We are now asked to welcome someone with a far more conspicuous and unambiguous party political background than any other Charity Commission Chair in history. Each time Baroness Stowell sits down as Chair of Charity Commission, a very large elephant will sit down beside her.

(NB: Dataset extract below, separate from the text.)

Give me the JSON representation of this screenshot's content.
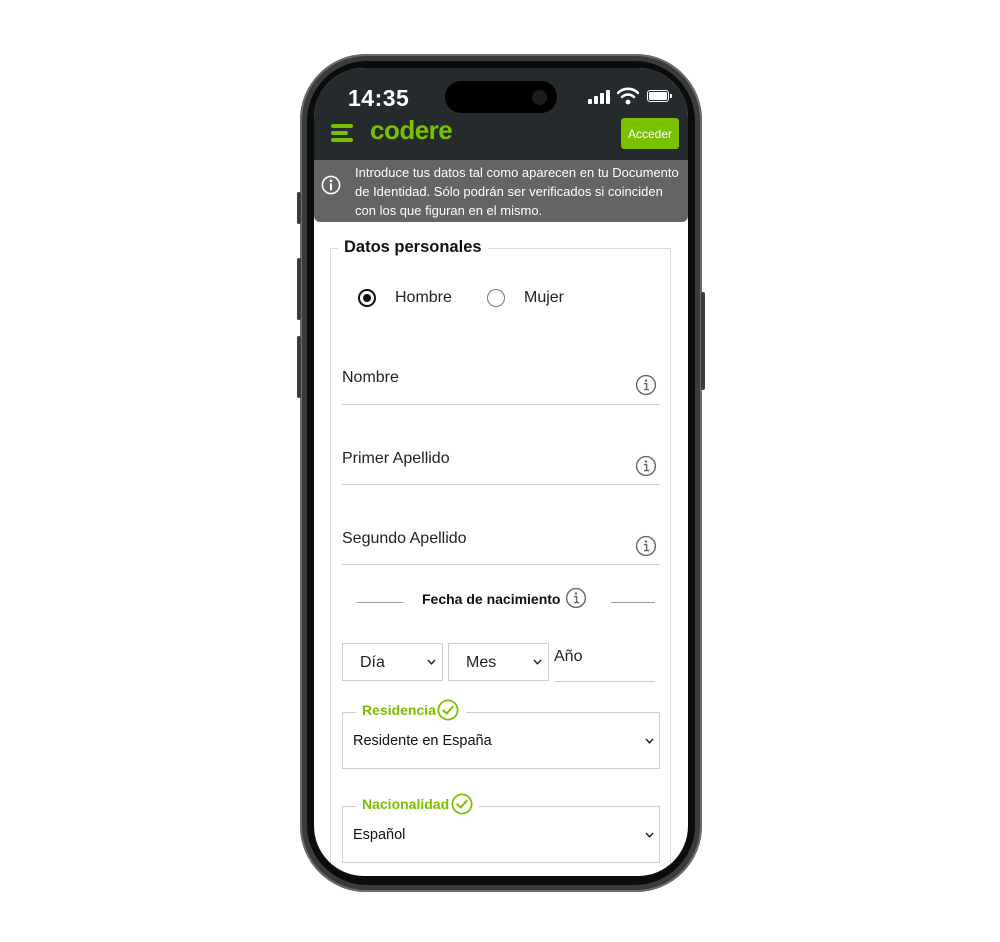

27.The job specification for this role stipulates “demonstrable independence.” Baroness Stowell was unable to give us concrete examples of where she has demonstrated independence or neutrality. Her prominent political career is a source of concern for key voices within the charity sector. The Government must think again about whether Baroness Stowell has met the criterion of ‘demonstrable independence’ within the job specification for this role. The choice of someone who has only recently left high political office makes this concern acute and critical. It inevitably presents such a person with an enormous challenge to demonstrate their impartiality. That makes the choice of Baroness Stowell for this role all the more curious: she must have been far in front of any other candidate who did not carry this particular risk. The Government should disclose to us (in confidence if that is necessary) whether any of the other appointable candidates had been publicly affiliated with any particular political party.
28.We had concerns about the relevance of Baroness Stowell’s previous employment experience to the regulatory role of the Charity Commission. She failed in the answers she gave to persuade us that her previous experience was relevant to the role for which she has been put forward, or that she had the capacity to bring that experience to bear on an unfamiliar role effectively.

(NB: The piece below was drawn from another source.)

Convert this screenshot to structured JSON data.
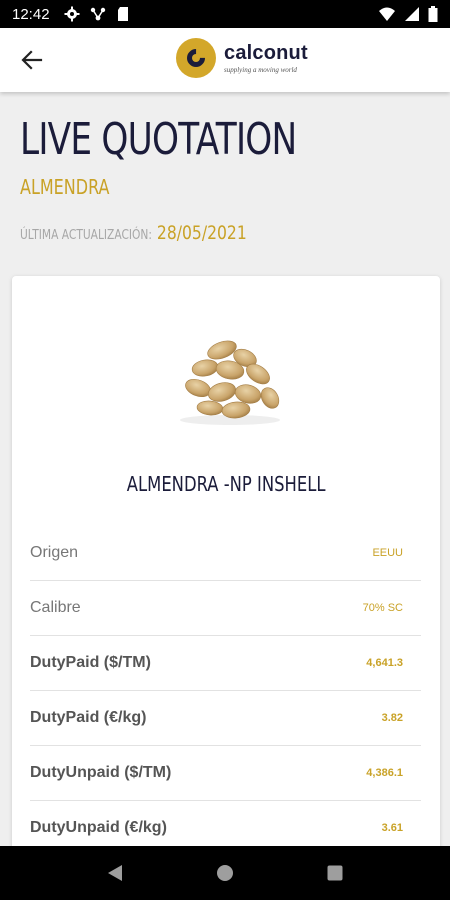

29.We attempted to establish evidence of Baroness Stowell’s commitment to the charity sector. She failed in the answers she gave us to provide any.

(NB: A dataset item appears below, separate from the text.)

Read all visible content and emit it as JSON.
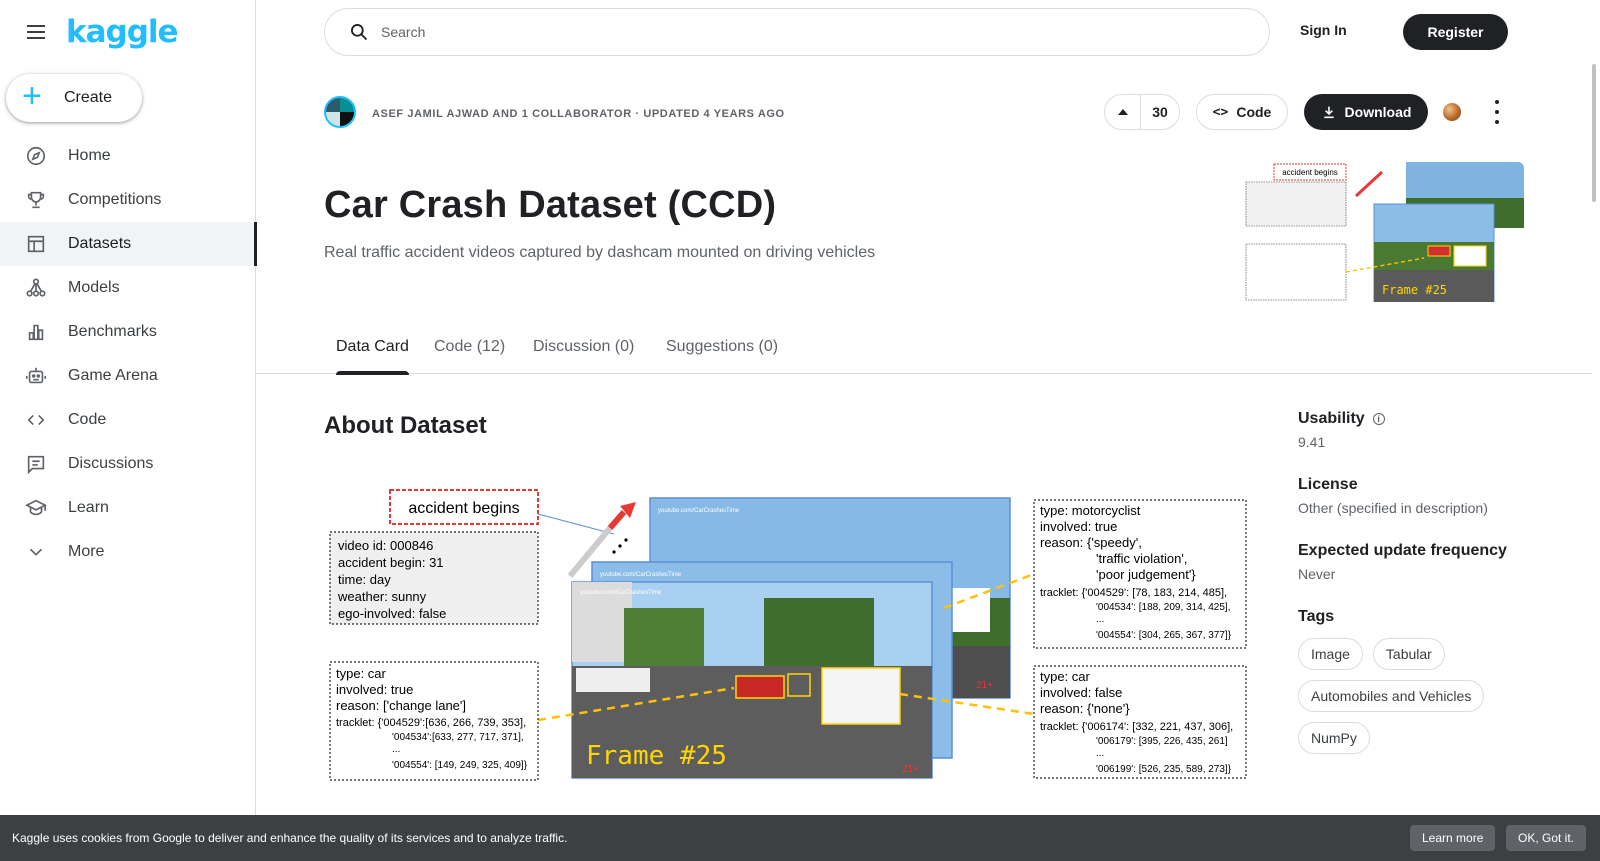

30.We sought to elicit Baroness Stowell’s vision for the future direction of the Charity Commission, what her early priorities would be and how she would make things happen. She failed in the answers that she gave to persuade us that she had any vision, or any action plan.
31.We sought to explore with Baroness Stowell how she would set about dispelling the obvious suspicion of partiality arising from her distinguished party-political career. She failed in the answers she gave us to do this.
32.On the basis of the evidence that we have, we cannot endorse Baroness Stowell’s proposed appointment as Chair of the Charity Commission.
5 Baroness Stowell became trustee of Crimestoppers in July 2017, and of the Transformation Trust in January 2018.
6 Letter from Damian Collins MP to Rt Hon Matt Hancock, 20 February 2018
8 Charity Commission, Annual Report 2016-17, p.2
13 Section 7.13 of the Ministerial Code states: “Ministers should not therefore normally accept invitations to act as patrons of, or otherwise offer support to, pressure groups, or organisations dependent in whole or in part on Government funding. There is normally less objection to a Minister associating him or herself with a charity, subject to the points above, but Ministers should take care to ensure that in participating in any fund-raising activity, they do not place, or appear to place, themselves under an obligation as Ministers to those to whom appeals are directed and for this reason they should not approach individuals or companies personally for this purpose. In all such cases, the Minister should consult their Permanent Secretary and where appropriate the independent adviser on Ministers’ interests.”
16 For example, Q19
17 Cabinet Office, (December 2016), Section 2.1
18 Cabinet Office, (November 2013), point 12
19 Letter from Damian Collins MP to Rt Hon Matt Hancock, 20 February 2018
20 See Appendix 2.
21 Charity Commission,
28 Letter from NCVO published on the Committee’s website.
27 February 2018